ISLAMABAD -  Special Assistant to the Prime Minister on Foreign Affairs Tariq Fatemi and US Ambassador David Hale on Friday showed optimism that the two countries will defeat the menace of terrorism together.

The PM adviser and the US ambassador discussed the prospective engagements in the coming months as President Donald Trump’s administration settles down in Washington, with the two expressing confidence that the momentum built over the past years would be taken to higher levels, said a statement issued by the Ministry of Foreign Affairs.

It said Fatemi and Hale “undertook an early year review of the state of Pak-US bilateral relations.”

“They noted that the strategic dialogue mechanism provided the requisite framework for constructive and mutually beneficial cooperation.  This framework comprises six working groups: law enforcement and counter-terrorism; economy and finance; education, science and technology energy; security, strategic stability and non-proliferation and defence consultative group,” the statement said.

Given the state of flux in the global geo-political environment and growing turmoil in parts of the world, Fatemi also stressed the need to pursue policies that promote harmony, inclusiveness and cooperation, it added.

“In the present scenario approaches that divide the world on religious, ethnic and racial lines should be eschewed,” said the ministry statement.

In the recent past, Pak-US ties have been troubled as the two countries developed differences over Pakistan’s role in the war on terrorism. Washington has been sceptical about Pakistan’s role and has been urging Islamabad to ‘do more’. The US is also influenced by Indian and Afghanistan allegations against Pakistan of allegedly protecting some militant groups. Pakistan denies this hypothesis citing its sacrifices in the ongoing war to eliminate terrorism.

New US President Donald Trump had spoken to Prime Minister Nawaz Sharif on the telephone soon after winning the November 2016 polls and pledged to enhance bilateral cooperation.
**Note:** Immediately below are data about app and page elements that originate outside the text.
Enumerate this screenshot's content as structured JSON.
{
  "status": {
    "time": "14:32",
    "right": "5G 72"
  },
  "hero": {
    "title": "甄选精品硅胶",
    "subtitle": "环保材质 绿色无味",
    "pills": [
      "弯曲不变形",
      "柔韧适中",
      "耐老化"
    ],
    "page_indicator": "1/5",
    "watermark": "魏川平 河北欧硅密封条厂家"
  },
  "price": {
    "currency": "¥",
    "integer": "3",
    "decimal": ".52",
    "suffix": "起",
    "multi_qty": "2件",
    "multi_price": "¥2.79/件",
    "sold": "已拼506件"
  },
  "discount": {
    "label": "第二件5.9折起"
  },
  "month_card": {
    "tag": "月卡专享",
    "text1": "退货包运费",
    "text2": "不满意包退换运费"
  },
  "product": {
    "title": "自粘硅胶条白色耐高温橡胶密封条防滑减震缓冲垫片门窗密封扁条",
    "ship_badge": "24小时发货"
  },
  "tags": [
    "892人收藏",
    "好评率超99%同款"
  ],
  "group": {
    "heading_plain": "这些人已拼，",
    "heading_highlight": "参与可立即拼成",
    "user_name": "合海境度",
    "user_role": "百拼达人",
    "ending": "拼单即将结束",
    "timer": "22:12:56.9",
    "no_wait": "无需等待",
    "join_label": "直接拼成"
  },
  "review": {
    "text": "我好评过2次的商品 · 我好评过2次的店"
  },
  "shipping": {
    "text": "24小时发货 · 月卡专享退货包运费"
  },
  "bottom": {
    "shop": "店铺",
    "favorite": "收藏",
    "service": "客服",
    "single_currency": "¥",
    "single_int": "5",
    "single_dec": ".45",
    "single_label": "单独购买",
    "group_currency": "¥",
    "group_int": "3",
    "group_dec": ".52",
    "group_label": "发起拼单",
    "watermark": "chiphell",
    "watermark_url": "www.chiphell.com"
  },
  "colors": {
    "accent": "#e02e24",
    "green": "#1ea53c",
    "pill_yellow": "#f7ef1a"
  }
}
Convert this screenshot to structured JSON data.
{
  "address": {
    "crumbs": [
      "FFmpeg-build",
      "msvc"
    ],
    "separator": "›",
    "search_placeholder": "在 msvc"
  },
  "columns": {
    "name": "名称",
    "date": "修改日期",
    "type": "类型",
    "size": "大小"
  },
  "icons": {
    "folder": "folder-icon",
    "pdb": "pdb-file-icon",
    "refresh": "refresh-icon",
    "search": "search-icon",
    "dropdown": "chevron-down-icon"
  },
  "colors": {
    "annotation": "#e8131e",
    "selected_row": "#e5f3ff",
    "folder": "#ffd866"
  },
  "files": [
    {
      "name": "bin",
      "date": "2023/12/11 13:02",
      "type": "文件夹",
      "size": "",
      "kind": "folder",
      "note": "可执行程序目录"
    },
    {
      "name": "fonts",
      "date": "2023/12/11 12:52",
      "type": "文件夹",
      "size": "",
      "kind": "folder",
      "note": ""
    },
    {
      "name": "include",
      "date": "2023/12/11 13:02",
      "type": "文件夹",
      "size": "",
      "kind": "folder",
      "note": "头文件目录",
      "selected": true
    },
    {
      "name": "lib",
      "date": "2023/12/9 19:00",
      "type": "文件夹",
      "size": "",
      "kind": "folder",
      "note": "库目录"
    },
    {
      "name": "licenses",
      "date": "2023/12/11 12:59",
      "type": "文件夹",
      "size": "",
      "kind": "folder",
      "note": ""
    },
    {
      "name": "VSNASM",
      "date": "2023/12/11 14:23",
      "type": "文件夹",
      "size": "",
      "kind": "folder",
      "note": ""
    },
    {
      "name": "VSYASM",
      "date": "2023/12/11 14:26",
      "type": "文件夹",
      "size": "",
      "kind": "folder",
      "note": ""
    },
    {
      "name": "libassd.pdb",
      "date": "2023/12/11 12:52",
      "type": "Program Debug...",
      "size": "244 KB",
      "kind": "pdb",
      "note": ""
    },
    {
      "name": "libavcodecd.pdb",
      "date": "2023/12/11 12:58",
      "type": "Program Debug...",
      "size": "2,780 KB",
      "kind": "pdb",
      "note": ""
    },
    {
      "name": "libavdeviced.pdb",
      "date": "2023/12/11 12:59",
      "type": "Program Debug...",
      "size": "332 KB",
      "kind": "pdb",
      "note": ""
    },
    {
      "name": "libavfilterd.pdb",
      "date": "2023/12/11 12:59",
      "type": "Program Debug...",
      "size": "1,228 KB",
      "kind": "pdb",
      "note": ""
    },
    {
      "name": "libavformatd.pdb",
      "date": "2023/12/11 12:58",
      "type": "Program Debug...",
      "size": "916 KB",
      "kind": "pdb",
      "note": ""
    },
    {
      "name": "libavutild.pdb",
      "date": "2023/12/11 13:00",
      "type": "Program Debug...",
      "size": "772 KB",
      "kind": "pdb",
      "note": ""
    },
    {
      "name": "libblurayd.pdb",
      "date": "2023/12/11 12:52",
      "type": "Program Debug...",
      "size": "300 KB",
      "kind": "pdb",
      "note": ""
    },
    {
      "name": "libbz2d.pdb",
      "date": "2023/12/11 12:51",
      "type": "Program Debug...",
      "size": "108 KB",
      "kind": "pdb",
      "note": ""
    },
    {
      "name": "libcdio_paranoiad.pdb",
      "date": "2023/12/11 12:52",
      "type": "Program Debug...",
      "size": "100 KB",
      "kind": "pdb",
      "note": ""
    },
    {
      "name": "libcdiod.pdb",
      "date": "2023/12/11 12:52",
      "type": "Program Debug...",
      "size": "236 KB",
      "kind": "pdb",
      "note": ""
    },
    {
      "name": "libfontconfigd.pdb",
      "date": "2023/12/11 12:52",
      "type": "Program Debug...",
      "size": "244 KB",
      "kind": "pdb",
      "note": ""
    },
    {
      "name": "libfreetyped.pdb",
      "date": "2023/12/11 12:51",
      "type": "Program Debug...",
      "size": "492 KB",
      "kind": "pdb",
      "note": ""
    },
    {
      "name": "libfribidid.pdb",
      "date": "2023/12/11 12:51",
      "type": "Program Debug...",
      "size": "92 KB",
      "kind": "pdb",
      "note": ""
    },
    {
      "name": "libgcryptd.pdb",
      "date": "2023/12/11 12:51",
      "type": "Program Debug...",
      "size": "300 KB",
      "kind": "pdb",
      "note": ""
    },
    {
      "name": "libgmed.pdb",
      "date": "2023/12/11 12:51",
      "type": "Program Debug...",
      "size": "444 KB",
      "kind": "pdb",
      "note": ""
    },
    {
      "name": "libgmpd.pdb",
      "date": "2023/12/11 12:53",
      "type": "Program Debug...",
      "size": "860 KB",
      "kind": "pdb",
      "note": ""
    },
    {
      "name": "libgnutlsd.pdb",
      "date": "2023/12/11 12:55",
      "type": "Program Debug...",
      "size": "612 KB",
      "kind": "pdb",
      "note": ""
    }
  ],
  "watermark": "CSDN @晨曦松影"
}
During the telephone call, initiated by Sharif to congratulate Trump, the US President, who took oath on January 20, reportedly told the premier that Pakistan was a “fantastic” country full of “fantastic” people that he “would love” to visit.

Trump, largely believed to be anti-Pakistan and pro-India, described Sharif as “terrific” and Pakistanis as “one of the most intelligent people.”

“I am ready and willing to play any role that you want me to play to address and find solutions to the outstanding problems,” he was quoted as saying by the official media.

But at the inauguration address, Trump said: “For many decades, we’ve enriched foreign industry at the expense of American industry; subsidised the armies of other countries while allowing for the very sad depletion of our military; we’ve defended other nation’s borders while refusing to defend our own; and spent trillions of dollars overseas while America’s infrastructure has fallen into disrepair and decay.”

“Every decision on trade, on taxes, on immigration, on foreign affairs, will be made to benefit American workers and American families,” he added.

And after taking the charge, Trump banned visas for the citizens of seven Muslim-majority countries including Iran, Iraq, Libya, Somalia, Sudan, Syria and Yemen. There were fears he could act against Pakistan too but there has been no negative development so far.

In his meeting with Hale, Fatemi underscored the need to further deepen engagements between Pakistan and US, both in the economic and security realms.

He expressed confidence that by continuing to work together, the two countries will be able to strengthen cooperation in fighting terrorism, in promoting peace and security in the region and in harnessing the potential of regional connectivity.